How to complete this task: A faithful, complete copy of the entries is the sole expected answer.

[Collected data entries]
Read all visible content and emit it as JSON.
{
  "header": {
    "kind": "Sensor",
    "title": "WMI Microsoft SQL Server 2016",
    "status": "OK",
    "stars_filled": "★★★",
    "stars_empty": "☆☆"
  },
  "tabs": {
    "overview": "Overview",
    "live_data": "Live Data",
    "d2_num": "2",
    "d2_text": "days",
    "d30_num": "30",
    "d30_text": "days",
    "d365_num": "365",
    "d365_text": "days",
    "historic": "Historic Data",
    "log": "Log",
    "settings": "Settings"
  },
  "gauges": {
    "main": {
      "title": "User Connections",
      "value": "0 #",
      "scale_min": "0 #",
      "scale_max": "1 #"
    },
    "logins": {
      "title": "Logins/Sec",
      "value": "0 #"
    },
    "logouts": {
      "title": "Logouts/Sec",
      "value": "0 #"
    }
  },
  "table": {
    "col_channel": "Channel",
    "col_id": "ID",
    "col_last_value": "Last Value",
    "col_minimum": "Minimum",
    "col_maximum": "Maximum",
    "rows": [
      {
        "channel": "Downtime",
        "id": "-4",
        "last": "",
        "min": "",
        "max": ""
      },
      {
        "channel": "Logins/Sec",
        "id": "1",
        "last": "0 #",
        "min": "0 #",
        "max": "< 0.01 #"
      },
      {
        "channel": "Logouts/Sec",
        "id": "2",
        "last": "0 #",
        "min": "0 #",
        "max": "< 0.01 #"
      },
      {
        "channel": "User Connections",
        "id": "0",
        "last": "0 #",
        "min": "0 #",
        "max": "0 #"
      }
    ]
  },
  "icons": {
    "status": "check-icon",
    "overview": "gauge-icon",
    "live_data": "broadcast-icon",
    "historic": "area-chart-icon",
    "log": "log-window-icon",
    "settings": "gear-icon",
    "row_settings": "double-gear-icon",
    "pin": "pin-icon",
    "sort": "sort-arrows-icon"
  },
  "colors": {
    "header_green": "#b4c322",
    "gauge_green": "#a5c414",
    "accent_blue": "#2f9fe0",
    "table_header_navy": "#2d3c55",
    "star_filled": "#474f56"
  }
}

Response for this exercise:
Read all visible content and emit it as JSON.
{
  "header": {
    "kind": "Sensor",
    "title": "WMI Microsoft SQL Server 2016",
    "status": "OK",
    "stars_filled": "★★★",
    "stars_empty": "☆☆"
  },
  "tabs": {
    "overview": "Overview",
    "live_data": "Live Data",
    "d2_num": "2",
    "d2_text": "days",
    "d30_num": "30",
    "d30_text": "days",
    "d365_num": "365",
    "d365_text": "days",
    "historic": "Historic Data",
    "log": "Log",
    "settings": "Settings"
  },
  "gauges": {
    "main": {
      "title": "User Connections",
      "value": "0 #",
      "scale_min": "0 #",
      "scale_max": "1 #"
    },
    "logins": {
      "title": "Logins/Sec",
      "value": "0 #"
    },
    "logouts": {
      "title": "Logouts/Sec",
      "value": "0 #"
    }
  },
  "table": {
    "col_channel": "Channel",
    "col_id": "ID",
    "col_last_value": "Last Value",
    "col_minimum": "Minimum",
    "col_maximum": "Maximum",
    "rows": [
      {
        "channel": "Downtime",
        "id": "-4",
        "last": "",
        "min": "",
        "max": ""
      },
      {
        "channel": "Logins/Sec",
        "id": "1",
        "last": "0 #",
        "min": "0 #",
        "max": "< 0.01 #"
      },
      {
        "channel": "Logouts/Sec",
        "id": "2",
        "last": "0 #",
        "min": "0 #",
        "max": "< 0.01 #"
      },
      {
        "channel": "User Connections",
        "id": "0",
        "last": "0 #",
        "min": "0 #",
        "max": "0 #"
      }
    ]
  },
  "icons": {
    "status": "check-icon",
    "overview": "gauge-icon",
    "live_data": "broadcast-icon",
    "historic": "area-chart-icon",
    "log": "log-window-icon",
    "settings": "gear-icon",
    "row_settings": "double-gear-icon",
    "pin": "pin-icon",
    "sort": "sort-arrows-icon"
  },
  "colors": {
    "header_green": "#b4c322",
    "gauge_green": "#a5c414",
    "accent_blue": "#2f9fe0",
    "table_header_navy": "#2d3c55",
    "star_filled": "#474f56"
  }
}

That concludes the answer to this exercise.